Mr. Klehm and his partners at eBliss are betting that the car dealership route will allow them to expand with fewer quality control issues while also tapping into an underserved market.

“There’s 2.3 million people that visit car dealerships every day to buy something transportation-related. There’s natural foot traffic there that I think we can leverage on to help us sell e-bikes into the community.”

These new consumers are not bike enthusiasts, he said. They live outside dense cities and are unlikely to trade a 30-minute car commute for an hourlong bike ride. Instead, he’s targeting people who want another mode of transportation for the last mile. The quick jaunt down the road to a coffee shop, restaurant or the gym. This last mile accounts for a lot of time spent in a car. Fifty per cent of car trips in the U.S. are less than three miles, said Mr. Klehm.

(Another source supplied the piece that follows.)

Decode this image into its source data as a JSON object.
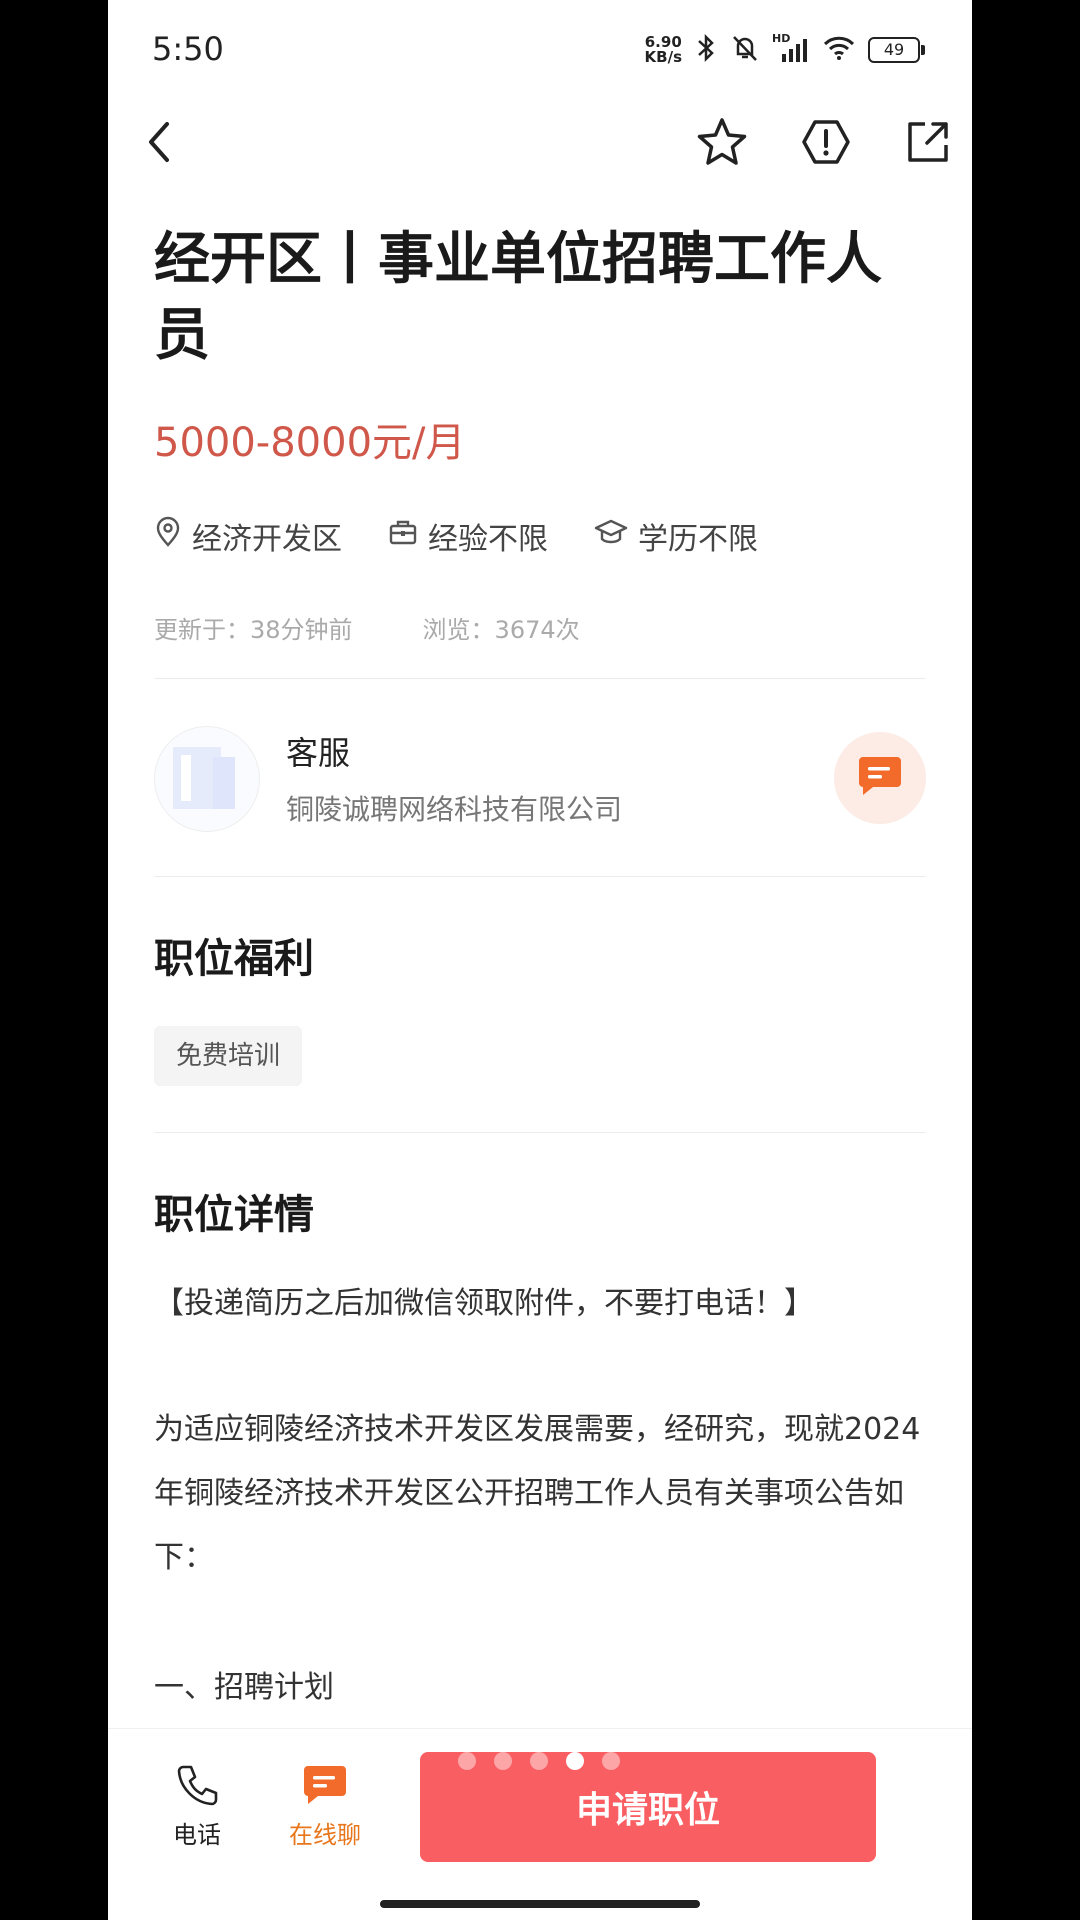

This is expensive. The cost of driving a car one mile, including fuel costs and wear and tear, is 50 cents. The cost of riding an e-bike one mile is a third of a cent.

“The worst thing you can possibly do for a car, the worst thing for the environment, and the worst thing for everybody, is to drive a vehicle with 63,000 parts one mile,” he said.

In this way, the bike does not act as a competitor to the car, but a complement. They can be sold alongside the car as a package deal. This makes sense from a business perspective too, he said. The car dealership is the largest and most well-oiled distributor of transportation devices. There are 17,000 franchised auto dealers in the U.S., with US$1.7-trillion in annual sales.

And these dealerships make all their money on financing, not on the car itself. The average selling price of eBliss bikes is US$4,300. Dealers make US$860 to US$1,000 on each sale, a 20- to 25-per-cent margin. The sales margin on a car is 3.9 per cent, according to the National Automobile Dealers Association. For a US$30,000 car, the gross profit would be approximately US$1,170.

However, eBliss is not the first company to try to sell through dealerships, said Ed Benjamin, chairman of the Light Electric Vehicle Association. Volkswagen attempted it in the past in Europe. It didn’t work. This is because dealerships make money on servicing vehicles. The e-bike does not need constant servicing and maintenance. In fact, that is one of the selling features of eBliss e-bikes: no maintenance.

But this was a different context at a different time.

Differences could include the fact that cars have increased in price, fuel was less expensive, e-bikes were not as broadly accepted, car sales among young people were still high, and dealerships were not searching for extra sources of revenue. It also wasn’t North America.

Mr. Klehm is hoping that these factors will make all the difference.

So far, eBliss has 50 dealership chains signed up. They will start delivering in the first quarter of 2024 with a sales target of 30 bikes per dealership per month, expanding to 60 per month within six months of launch. They plan to target more than 200 auto dealers by the end of the year, accumulating US$1-million in annual sales.

The company also plans to use car dealerships to sell cargo e-bikes, notably for urban and suburban delivery where the “last mile” of delivery is the most expensive and problematic. Many cities already limit cars within their downtown cores. An e-bike also navigates traffic congestion. Since dealerships already serve small fleets that should be an easy intersection, said Mr. Klehm.

Mr. Benjamin noted that e-bikes are a novel product. An entirely new mode of transportation. It could be a shame to replicate the business patterns of the past.

“This is a new thing,” said Mr. Benjamin. “We don’t need to do things the way we used to.”

Mr. Klehm agrees, to a certain extent. But he thinks that weaponizing the tools of the past to chart a new future is the way forward. “Car dealerships are businesses that have spent 100 years honing and defining processes around serving people’s transportation needs,” he said. “Of course, you wanna launch a brand-new set of products into the best organized and best capitalized distribution system in the world.”